What the exercise asks — All of the data is to be set down again without alteration.

Entries from a dataset of interfaces:
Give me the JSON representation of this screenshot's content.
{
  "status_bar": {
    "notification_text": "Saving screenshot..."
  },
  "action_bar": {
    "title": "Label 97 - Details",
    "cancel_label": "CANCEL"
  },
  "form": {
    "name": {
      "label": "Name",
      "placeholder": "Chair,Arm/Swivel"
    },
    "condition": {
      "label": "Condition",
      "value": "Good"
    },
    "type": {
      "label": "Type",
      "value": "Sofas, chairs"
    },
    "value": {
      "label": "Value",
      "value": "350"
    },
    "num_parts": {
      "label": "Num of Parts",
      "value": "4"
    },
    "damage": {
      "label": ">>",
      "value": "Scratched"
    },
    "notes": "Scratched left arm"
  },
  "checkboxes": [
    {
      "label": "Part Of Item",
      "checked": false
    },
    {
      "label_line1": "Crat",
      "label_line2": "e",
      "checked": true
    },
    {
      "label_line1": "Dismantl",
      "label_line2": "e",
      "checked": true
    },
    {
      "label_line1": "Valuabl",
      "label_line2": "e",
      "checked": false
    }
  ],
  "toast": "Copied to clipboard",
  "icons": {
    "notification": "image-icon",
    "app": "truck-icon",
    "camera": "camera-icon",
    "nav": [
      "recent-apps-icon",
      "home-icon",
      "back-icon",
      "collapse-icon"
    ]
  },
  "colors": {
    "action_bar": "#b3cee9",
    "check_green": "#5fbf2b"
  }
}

Answer space —
Give me the JSON representation of this screenshot's content.
{
  "status_bar": {
    "notification_text": "Saving screenshot..."
  },
  "action_bar": {
    "title": "Label 97 - Details",
    "cancel_label": "CANCEL"
  },
  "form": {
    "name": {
      "label": "Name",
      "placeholder": "Chair,Arm/Swivel"
    },
    "condition": {
      "label": "Condition",
      "value": "Good"
    },
    "type": {
      "label": "Type",
      "value": "Sofas, chairs"
    },
    "value": {
      "label": "Value",
      "value": "350"
    },
    "num_parts": {
      "label": "Num of Parts",
      "value": "4"
    },
    "damage": {
      "label": ">>",
      "value": "Scratched"
    },
    "notes": "Scratched left arm"
  },
  "checkboxes": [
    {
      "label": "Part Of Item",
      "checked": false
    },
    {
      "label_line1": "Crat",
      "label_line2": "e",
      "checked": true
    },
    {
      "label_line1": "Dismantl",
      "label_line2": "e",
      "checked": true
    },
    {
      "label_line1": "Valuabl",
      "label_line2": "e",
      "checked": false
    }
  ],
  "toast": "Copied to clipboard",
  "icons": {
    "notification": "image-icon",
    "app": "truck-icon",
    "camera": "camera-icon",
    "nav": [
      "recent-apps-icon",
      "home-icon",
      "back-icon",
      "collapse-icon"
    ]
  },
  "colors": {
    "action_bar": "#b3cee9",
    "check_green": "#5fbf2b"
  }
}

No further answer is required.